## Exercise:
The answer must restate every entry below word for word.

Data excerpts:
[Start of Attachment]
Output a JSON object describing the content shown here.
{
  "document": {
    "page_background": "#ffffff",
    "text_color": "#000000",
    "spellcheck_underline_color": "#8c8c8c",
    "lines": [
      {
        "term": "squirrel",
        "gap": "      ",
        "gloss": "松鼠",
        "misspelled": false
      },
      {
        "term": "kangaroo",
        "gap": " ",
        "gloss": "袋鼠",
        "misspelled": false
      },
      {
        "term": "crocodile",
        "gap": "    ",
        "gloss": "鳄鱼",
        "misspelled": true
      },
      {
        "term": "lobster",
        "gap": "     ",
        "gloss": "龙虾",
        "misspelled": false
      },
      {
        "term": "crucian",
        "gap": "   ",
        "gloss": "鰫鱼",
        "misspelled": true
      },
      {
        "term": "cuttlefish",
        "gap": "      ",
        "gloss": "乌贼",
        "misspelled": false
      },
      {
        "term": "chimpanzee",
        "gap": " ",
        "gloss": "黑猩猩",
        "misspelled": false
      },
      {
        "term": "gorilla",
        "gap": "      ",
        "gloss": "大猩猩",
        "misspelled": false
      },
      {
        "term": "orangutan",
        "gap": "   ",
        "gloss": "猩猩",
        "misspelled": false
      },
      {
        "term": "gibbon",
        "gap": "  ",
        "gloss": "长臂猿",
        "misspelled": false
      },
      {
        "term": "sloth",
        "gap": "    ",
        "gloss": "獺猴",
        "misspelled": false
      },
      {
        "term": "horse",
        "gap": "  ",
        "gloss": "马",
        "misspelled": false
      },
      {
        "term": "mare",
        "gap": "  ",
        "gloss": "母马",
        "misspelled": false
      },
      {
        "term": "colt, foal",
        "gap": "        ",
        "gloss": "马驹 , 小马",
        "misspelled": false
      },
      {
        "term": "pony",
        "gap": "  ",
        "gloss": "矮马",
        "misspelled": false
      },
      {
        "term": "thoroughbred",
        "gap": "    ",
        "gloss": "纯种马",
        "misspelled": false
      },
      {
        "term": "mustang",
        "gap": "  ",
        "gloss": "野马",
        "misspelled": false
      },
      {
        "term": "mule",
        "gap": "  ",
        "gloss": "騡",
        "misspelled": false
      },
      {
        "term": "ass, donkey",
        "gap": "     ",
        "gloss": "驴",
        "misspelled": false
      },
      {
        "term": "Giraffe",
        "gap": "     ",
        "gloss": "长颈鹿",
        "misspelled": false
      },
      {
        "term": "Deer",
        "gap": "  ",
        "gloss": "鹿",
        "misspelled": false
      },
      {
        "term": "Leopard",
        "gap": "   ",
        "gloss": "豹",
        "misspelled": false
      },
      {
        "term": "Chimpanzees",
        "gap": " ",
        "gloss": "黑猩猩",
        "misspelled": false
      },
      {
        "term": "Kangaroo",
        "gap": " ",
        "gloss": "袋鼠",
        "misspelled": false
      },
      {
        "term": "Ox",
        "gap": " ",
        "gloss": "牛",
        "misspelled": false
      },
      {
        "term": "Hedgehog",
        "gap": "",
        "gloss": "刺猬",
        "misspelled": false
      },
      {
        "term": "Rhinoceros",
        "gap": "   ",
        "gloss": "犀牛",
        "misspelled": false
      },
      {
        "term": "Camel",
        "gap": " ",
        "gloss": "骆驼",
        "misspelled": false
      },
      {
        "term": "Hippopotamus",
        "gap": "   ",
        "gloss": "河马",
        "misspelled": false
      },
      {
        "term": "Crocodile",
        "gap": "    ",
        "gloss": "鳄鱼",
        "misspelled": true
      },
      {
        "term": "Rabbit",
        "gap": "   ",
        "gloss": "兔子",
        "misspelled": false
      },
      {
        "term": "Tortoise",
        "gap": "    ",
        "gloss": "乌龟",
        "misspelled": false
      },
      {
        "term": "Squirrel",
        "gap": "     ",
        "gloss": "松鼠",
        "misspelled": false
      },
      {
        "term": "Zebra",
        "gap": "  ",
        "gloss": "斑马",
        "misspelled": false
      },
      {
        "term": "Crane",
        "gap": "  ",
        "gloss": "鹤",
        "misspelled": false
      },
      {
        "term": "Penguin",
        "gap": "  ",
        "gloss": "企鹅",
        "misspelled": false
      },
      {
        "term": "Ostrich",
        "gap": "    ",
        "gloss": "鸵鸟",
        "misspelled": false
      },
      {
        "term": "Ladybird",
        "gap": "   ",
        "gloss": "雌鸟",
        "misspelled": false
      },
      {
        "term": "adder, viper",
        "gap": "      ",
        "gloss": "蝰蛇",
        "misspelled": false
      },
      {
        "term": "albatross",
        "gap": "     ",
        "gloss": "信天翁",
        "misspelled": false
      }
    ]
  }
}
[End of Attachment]
## Solved problem:
Output a JSON object describing the content shown here.
{
  "document": {
    "page_background": "#ffffff",
    "text_color": "#000000",
    "spellcheck_underline_color": "#8c8c8c",
    "lines": [
      {
        "term": "squirrel",
        "gap": "      ",
        "gloss": "松鼠",
        "misspelled": false
      },
      {
        "term": "kangaroo",
        "gap": " ",
        "gloss": "袋鼠",
        "misspelled": false
      },
      {
        "term": "crocodile",
        "gap": "    ",
        "gloss": "鳄鱼",
        "misspelled": true
      },
      {
        "term": "lobster",
        "gap": "     ",
        "gloss": "龙虾",
        "misspelled": false
      },
      {
        "term": "crucian",
        "gap": "   ",
        "gloss": "鰫鱼",
        "misspelled": true
      },
      {
        "term": "cuttlefish",
        "gap": "      ",
        "gloss": "乌贼",
        "misspelled": false
      },
      {
        "term": "chimpanzee",
        "gap": " ",
        "gloss": "黑猩猩",
        "misspelled": false
      },
      {
        "term": "gorilla",
        "gap": "      ",
        "gloss": "大猩猩",
        "misspelled": false
      },
      {
        "term": "orangutan",
        "gap": "   ",
        "gloss": "猩猩",
        "misspelled": false
      },
      {
        "term": "gibbon",
        "gap": "  ",
        "gloss": "长臂猿",
        "misspelled": false
      },
      {
        "term": "sloth",
        "gap": "    ",
        "gloss": "獺猴",
        "misspelled": false
      },
      {
        "term": "horse",
        "gap": "  ",
        "gloss": "马",
        "misspelled": false
      },
      {
        "term": "mare",
        "gap": "  ",
        "gloss": "母马",
        "misspelled": false
      },
      {
        "term": "colt, foal",
        "gap": "        ",
        "gloss": "马驹 , 小马",
        "misspelled": false
      },
      {
        "term": "pony",
        "gap": "  ",
        "gloss": "矮马",
        "misspelled": false
      },
      {
        "term": "thoroughbred",
        "gap": "    ",
        "gloss": "纯种马",
        "misspelled": false
      },
      {
        "term": "mustang",
        "gap": "  ",
        "gloss": "野马",
        "misspelled": false
      },
      {
        "term": "mule",
        "gap": "  ",
        "gloss": "騡",
        "misspelled": false
      },
      {
        "term": "ass, donkey",
        "gap": "     ",
        "gloss": "驴",
        "misspelled": false
      },
      {
        "term": "Giraffe",
        "gap": "     ",
        "gloss": "长颈鹿",
        "misspelled": false
      },
      {
        "term": "Deer",
        "gap": "  ",
        "gloss": "鹿",
        "misspelled": false
      },
      {
        "term": "Leopard",
        "gap": "   ",
        "gloss": "豹",
        "misspelled": false
      },
      {
        "term": "Chimpanzees",
        "gap": " ",
        "gloss": "黑猩猩",
        "misspelled": false
      },
      {
        "term": "Kangaroo",
        "gap": " ",
        "gloss": "袋鼠",
        "misspelled": false
      },
      {
        "term": "Ox",
        "gap": " ",
        "gloss": "牛",
        "misspelled": false
      },
      {
        "term": "Hedgehog",
        "gap": "",
        "gloss": "刺猬",
        "misspelled": false
      },
      {
        "term": "Rhinoceros",
        "gap": "   ",
        "gloss": "犀牛",
        "misspelled": false
      },
      {
        "term": "Camel",
        "gap": " ",
        "gloss": "骆驼",
        "misspelled": false
      },
      {
        "term": "Hippopotamus",
        "gap": "   ",
        "gloss": "河马",
        "misspelled": false
      },
      {
        "term": "Crocodile",
        "gap": "    ",
        "gloss": "鳄鱼",
        "misspelled": true
      },
      {
        "term": "Rabbit",
        "gap": "   ",
        "gloss": "兔子",
        "misspelled": false
      },
      {
        "term": "Tortoise",
        "gap": "    ",
        "gloss": "乌龟",
        "misspelled": false
      },
      {
        "term": "Squirrel",
        "gap": "     ",
        "gloss": "松鼠",
        "misspelled": false
      },
      {
        "term": "Zebra",
        "gap": "  ",
        "gloss": "斑马",
        "misspelled": false
      },
      {
        "term": "Crane",
        "gap": "  ",
        "gloss": "鹤",
        "misspelled": false
      },
      {
        "term": "Penguin",
        "gap": "  ",
        "gloss": "企鹅",
        "misspelled": false
      },
      {
        "term": "Ostrich",
        "gap": "    ",
        "gloss": "鸵鸟",
        "misspelled": false
      },
      {
        "term": "Ladybird",
        "gap": "   ",
        "gloss": "雌鸟",
        "misspelled": false
      },
      {
        "term": "adder, viper",
        "gap": "      ",
        "gloss": "蝰蛇",
        "misspelled": false
      },
      {
        "term": "albatross",
        "gap": "     ",
        "gloss": "信天翁",
        "misspelled": false
      }
    ]
  }
}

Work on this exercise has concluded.